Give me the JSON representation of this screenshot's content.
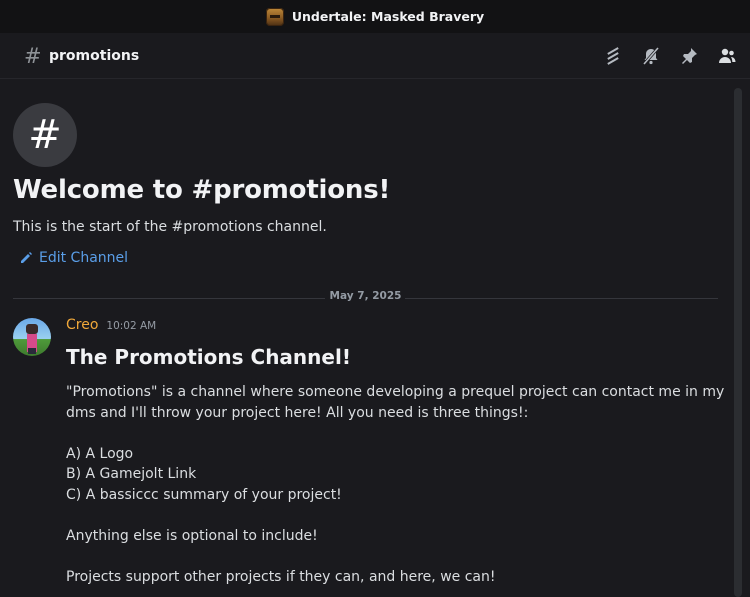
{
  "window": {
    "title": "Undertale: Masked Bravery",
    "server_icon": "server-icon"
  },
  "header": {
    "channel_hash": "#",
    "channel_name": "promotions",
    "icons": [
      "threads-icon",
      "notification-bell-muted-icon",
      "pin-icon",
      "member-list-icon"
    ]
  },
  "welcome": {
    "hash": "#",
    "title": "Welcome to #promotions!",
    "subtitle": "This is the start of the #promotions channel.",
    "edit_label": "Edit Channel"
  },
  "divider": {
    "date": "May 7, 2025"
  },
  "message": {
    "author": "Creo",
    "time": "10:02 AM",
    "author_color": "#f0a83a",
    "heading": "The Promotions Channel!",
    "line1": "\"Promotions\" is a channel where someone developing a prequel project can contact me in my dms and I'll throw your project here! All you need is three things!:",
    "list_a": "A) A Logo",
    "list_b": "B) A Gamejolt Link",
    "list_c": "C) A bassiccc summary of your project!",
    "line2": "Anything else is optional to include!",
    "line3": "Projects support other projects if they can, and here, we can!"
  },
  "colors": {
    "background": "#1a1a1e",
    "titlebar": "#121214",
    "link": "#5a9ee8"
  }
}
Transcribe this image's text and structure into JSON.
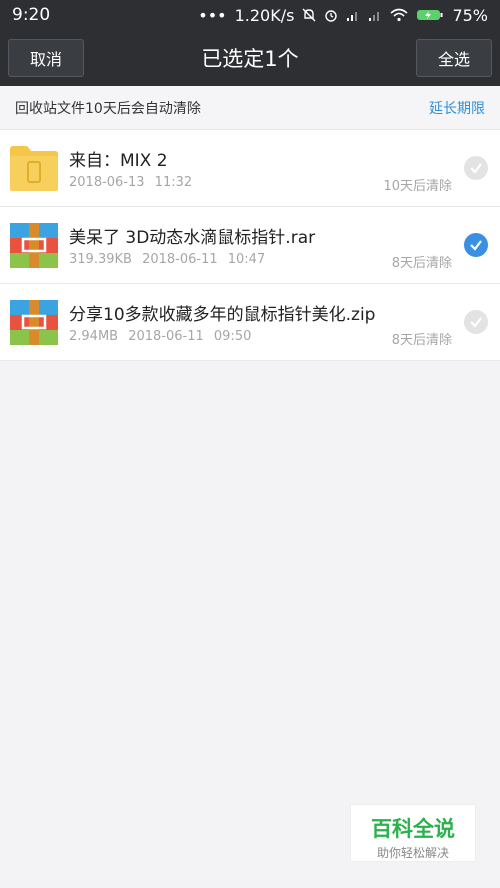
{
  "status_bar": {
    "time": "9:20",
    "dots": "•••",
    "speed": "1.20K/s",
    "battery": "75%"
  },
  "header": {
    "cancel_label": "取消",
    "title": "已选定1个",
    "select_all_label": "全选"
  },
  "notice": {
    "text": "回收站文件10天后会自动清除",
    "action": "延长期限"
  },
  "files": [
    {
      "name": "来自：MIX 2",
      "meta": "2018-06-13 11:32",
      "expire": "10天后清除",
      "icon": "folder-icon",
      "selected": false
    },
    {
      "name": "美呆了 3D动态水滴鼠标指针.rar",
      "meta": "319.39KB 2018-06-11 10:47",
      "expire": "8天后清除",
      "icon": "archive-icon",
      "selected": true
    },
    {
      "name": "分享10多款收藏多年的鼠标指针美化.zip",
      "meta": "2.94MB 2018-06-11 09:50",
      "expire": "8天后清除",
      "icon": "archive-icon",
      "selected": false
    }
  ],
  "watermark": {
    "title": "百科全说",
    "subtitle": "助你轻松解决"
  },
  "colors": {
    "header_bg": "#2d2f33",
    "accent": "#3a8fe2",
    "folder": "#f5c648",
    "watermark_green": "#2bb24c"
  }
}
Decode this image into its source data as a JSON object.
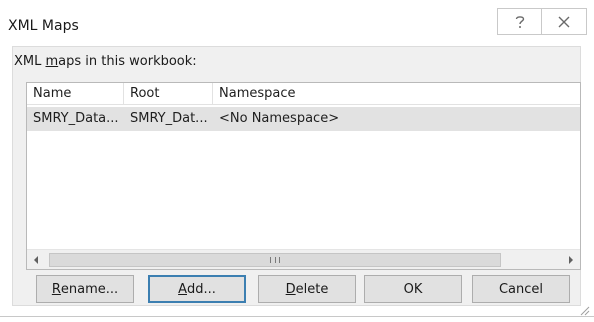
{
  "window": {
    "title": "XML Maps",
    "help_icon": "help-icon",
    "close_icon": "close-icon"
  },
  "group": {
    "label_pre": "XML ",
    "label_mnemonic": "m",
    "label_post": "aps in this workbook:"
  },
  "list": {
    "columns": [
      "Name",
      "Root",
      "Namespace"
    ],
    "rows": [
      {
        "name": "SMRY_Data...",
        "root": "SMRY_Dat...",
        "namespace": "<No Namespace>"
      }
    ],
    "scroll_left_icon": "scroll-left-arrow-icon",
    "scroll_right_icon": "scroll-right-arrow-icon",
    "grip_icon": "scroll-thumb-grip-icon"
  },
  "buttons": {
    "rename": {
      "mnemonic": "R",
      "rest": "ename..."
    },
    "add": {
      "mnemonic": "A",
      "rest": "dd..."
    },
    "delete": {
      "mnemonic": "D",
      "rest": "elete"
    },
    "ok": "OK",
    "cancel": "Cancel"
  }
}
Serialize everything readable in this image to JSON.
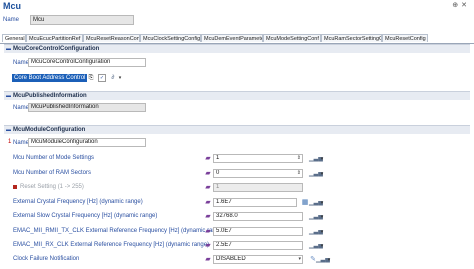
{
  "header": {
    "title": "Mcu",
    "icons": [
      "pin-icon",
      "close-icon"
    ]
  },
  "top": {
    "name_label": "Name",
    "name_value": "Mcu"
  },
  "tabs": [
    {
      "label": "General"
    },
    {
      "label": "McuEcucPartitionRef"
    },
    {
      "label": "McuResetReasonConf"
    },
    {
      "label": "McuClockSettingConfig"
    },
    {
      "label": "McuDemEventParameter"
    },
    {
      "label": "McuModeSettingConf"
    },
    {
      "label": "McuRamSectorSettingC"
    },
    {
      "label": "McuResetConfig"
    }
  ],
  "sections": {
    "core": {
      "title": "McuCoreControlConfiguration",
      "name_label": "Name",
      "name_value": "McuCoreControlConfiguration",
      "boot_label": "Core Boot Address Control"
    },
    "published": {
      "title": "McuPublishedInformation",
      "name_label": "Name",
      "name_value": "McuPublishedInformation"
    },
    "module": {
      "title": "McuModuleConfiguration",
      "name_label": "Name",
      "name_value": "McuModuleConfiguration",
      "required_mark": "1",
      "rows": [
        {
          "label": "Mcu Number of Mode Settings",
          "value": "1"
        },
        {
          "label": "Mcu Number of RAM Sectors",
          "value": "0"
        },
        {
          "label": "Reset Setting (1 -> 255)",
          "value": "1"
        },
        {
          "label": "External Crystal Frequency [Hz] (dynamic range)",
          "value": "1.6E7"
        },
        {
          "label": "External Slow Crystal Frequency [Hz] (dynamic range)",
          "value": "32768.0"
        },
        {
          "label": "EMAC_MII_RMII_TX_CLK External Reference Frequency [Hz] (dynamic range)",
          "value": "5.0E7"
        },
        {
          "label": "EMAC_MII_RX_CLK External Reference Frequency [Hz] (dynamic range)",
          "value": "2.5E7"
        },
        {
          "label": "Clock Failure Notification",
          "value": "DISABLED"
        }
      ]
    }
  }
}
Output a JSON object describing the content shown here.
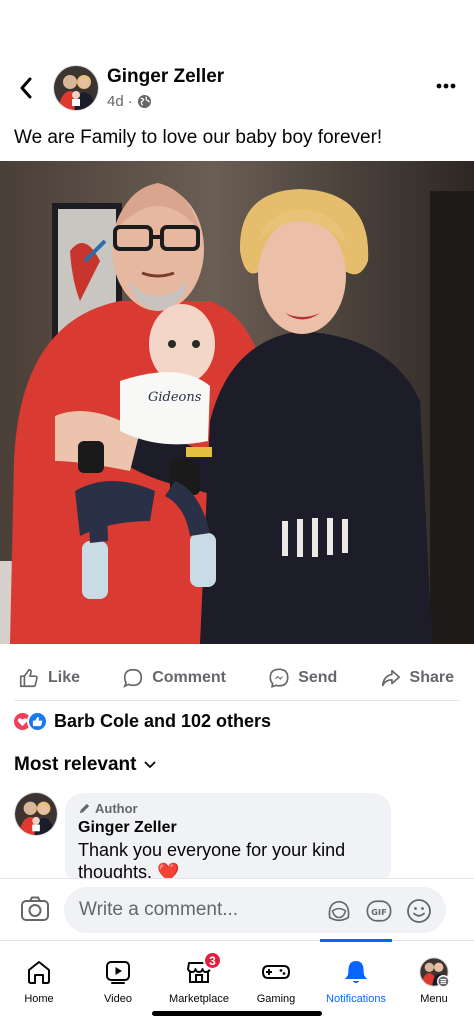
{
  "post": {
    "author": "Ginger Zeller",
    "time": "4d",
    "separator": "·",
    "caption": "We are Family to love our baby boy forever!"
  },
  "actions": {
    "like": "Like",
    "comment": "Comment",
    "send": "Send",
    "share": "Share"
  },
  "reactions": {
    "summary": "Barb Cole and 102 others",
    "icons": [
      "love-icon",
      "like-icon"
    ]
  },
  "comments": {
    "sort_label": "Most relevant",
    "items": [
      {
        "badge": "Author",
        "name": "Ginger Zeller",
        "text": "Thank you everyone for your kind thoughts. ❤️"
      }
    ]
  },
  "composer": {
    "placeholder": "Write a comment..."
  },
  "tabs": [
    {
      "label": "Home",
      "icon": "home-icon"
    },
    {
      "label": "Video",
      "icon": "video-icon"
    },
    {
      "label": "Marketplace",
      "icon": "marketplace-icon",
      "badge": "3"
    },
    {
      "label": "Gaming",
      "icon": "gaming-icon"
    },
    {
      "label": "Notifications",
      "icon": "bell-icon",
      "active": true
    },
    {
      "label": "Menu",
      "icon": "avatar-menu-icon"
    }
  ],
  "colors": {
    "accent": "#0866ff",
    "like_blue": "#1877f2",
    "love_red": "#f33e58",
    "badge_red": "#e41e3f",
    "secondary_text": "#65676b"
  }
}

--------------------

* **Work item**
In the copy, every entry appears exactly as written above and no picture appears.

* **Solution below**
Give me the JSON representation of this screenshot's content.
{
  "window": {
    "title": "Undertale: Masked Bravery",
    "server_icon": "server-icon"
  },
  "header": {
    "channel_hash": "#",
    "channel_name": "promotions",
    "icons": [
      "threads-icon",
      "notification-bell-muted-icon",
      "pin-icon",
      "member-list-icon"
    ]
  },
  "welcome": {
    "hash": "#",
    "title": "Welcome to #promotions!",
    "subtitle": "This is the start of the #promotions channel.",
    "edit_label": "Edit Channel"
  },
  "divider": {
    "date": "May 7, 2025"
  },
  "message": {
    "author": "Creo",
    "time": "10:02 AM",
    "author_color": "#f0a83a",
    "heading": "The Promotions Channel!",
    "line1": "\"Promotions\" is a channel where someone developing a prequel project can contact me in my dms and I'll throw your project here! All you need is three things!:",
    "list_a": "A) A Logo",
    "list_b": "B) A Gamejolt Link",
    "list_c": "C) A bassiccc summary of your project!",
    "line2": "Anything else is optional to include!",
    "line3": "Projects support other projects if they can, and here, we can!"
  },
  "colors": {
    "background": "#1a1a1e",
    "titlebar": "#121214",
    "link": "#5a9ee8"
  }
}
Transcribe this image's text and structure into JSON.
{
  "status_bar": {
    "time": "9:20",
    "dots": "•••",
    "speed": "1.20K/s",
    "battery": "75%"
  },
  "header": {
    "cancel_label": "取消",
    "title": "已选定1个",
    "select_all_label": "全选"
  },
  "notice": {
    "text": "回收站文件10天后会自动清除",
    "action": "延长期限"
  },
  "files": [
    {
      "name": "来自：MIX 2",
      "meta": "2018-06-13 11:32",
      "expire": "10天后清除",
      "icon": "folder-icon",
      "selected": false
    },
    {
      "name": "美呆了 3D动态水滴鼠标指针.rar",
      "meta": "319.39KB 2018-06-11 10:47",
      "expire": "8天后清除",
      "icon": "archive-icon",
      "selected": true
    },
    {
      "name": "分享10多款收藏多年的鼠标指针美化.zip",
      "meta": "2.94MB 2018-06-11 09:50",
      "expire": "8天后清除",
      "icon": "archive-icon",
      "selected": false
    }
  ],
  "watermark": {
    "title": "百科全说",
    "subtitle": "助你轻松解决"
  },
  "colors": {
    "header_bg": "#2d2f33",
    "accent": "#3a8fe2",
    "folder": "#f5c648",
    "watermark_green": "#2bb24c"
  }
}
Decode this image into its source data as a JSON object.
{
  "window": {
    "title": "XML Maps",
    "help_icon": "help-icon",
    "close_icon": "close-icon"
  },
  "group": {
    "label_pre": "XML ",
    "label_mnemonic": "m",
    "label_post": "aps in this workbook:"
  },
  "list": {
    "columns": [
      "Name",
      "Root",
      "Namespace"
    ],
    "rows": [
      {
        "name": "SMRY_Data...",
        "root": "SMRY_Dat...",
        "namespace": "<No Namespace>"
      }
    ],
    "scroll_left_icon": "scroll-left-arrow-icon",
    "scroll_right_icon": "scroll-right-arrow-icon",
    "grip_icon": "scroll-thumb-grip-icon"
  },
  "buttons": {
    "rename": {
      "mnemonic": "R",
      "rest": "ename..."
    },
    "add": {
      "mnemonic": "A",
      "rest": "dd..."
    },
    "delete": {
      "mnemonic": "D",
      "rest": "elete"
    },
    "ok": "OK",
    "cancel": "Cancel"
  }
}
Serialize everything readable in this image to JSON.
{
  "header": {
    "title": "Mcu",
    "icons": [
      "pin-icon",
      "close-icon"
    ]
  },
  "top": {
    "name_label": "Name",
    "name_value": "Mcu"
  },
  "tabs": [
    {
      "label": "General"
    },
    {
      "label": "McuEcucPartitionRef"
    },
    {
      "label": "McuResetReasonConf"
    },
    {
      "label": "McuClockSettingConfig"
    },
    {
      "label": "McuDemEventParameter"
    },
    {
      "label": "McuModeSettingConf"
    },
    {
      "label": "McuRamSectorSettingC"
    },
    {
      "label": "McuResetConfig"
    }
  ],
  "sections": {
    "core": {
      "title": "McuCoreControlConfiguration",
      "name_label": "Name",
      "name_value": "McuCoreControlConfiguration",
      "boot_label": "Core Boot Address Control"
    },
    "published": {
      "title": "McuPublishedInformation",
      "name_label": "Name",
      "name_value": "McuPublishedInformation"
    },
    "module": {
      "title": "McuModuleConfiguration",
      "name_label": "Name",
      "name_value": "McuModuleConfiguration",
      "required_mark": "1",
      "rows": [
        {
          "label": "Mcu Number of Mode Settings",
          "value": "1"
        },
        {
          "label": "Mcu Number of RAM Sectors",
          "value": "0"
        },
        {
          "label": "Reset Setting (1 -> 255)",
          "value": "1"
        },
        {
          "label": "External Crystal Frequency [Hz] (dynamic range)",
          "value": "1.6E7"
        },
        {
          "label": "External Slow Crystal Frequency [Hz] (dynamic range)",
          "value": "32768.0"
        },
        {
          "label": "EMAC_MII_RMII_TX_CLK External Reference Frequency [Hz] (dynamic range)",
          "value": "5.0E7"
        },
        {
          "label": "EMAC_MII_RX_CLK External Reference Frequency [Hz] (dynamic range)",
          "value": "2.5E7"
        },
        {
          "label": "Clock Failure Notification",
          "value": "DISABLED"
        }
      ]
    }
  }
}
Output a JSON object describing the content shown here.
{
  "post": {
    "author": "Ginger Zeller",
    "time": "4d",
    "separator": "·",
    "caption": "We are Family to love our baby boy forever!"
  },
  "actions": {
    "like": "Like",
    "comment": "Comment",
    "send": "Send",
    "share": "Share"
  },
  "reactions": {
    "summary": "Barb Cole and 102 others",
    "icons": [
      "love-icon",
      "like-icon"
    ]
  },
  "comments": {
    "sort_label": "Most relevant",
    "items": [
      {
        "badge": "Author",
        "name": "Ginger Zeller",
        "text": "Thank you everyone for your kind thoughts. ❤️"
      }
    ]
  },
  "composer": {
    "placeholder": "Write a comment..."
  },
  "tabs": [
    {
      "label": "Home",
      "icon": "home-icon"
    },
    {
      "label": "Video",
      "icon": "video-icon"
    },
    {
      "label": "Marketplace",
      "icon": "marketplace-icon",
      "badge": "3"
    },
    {
      "label": "Gaming",
      "icon": "gaming-icon"
    },
    {
      "label": "Notifications",
      "icon": "bell-icon",
      "active": true
    },
    {
      "label": "Menu",
      "icon": "avatar-menu-icon"
    }
  ],
  "colors": {
    "accent": "#0866ff",
    "like_blue": "#1877f2",
    "love_red": "#f33e58",
    "badge_red": "#e41e3f",
    "secondary_text": "#65676b"
  }
}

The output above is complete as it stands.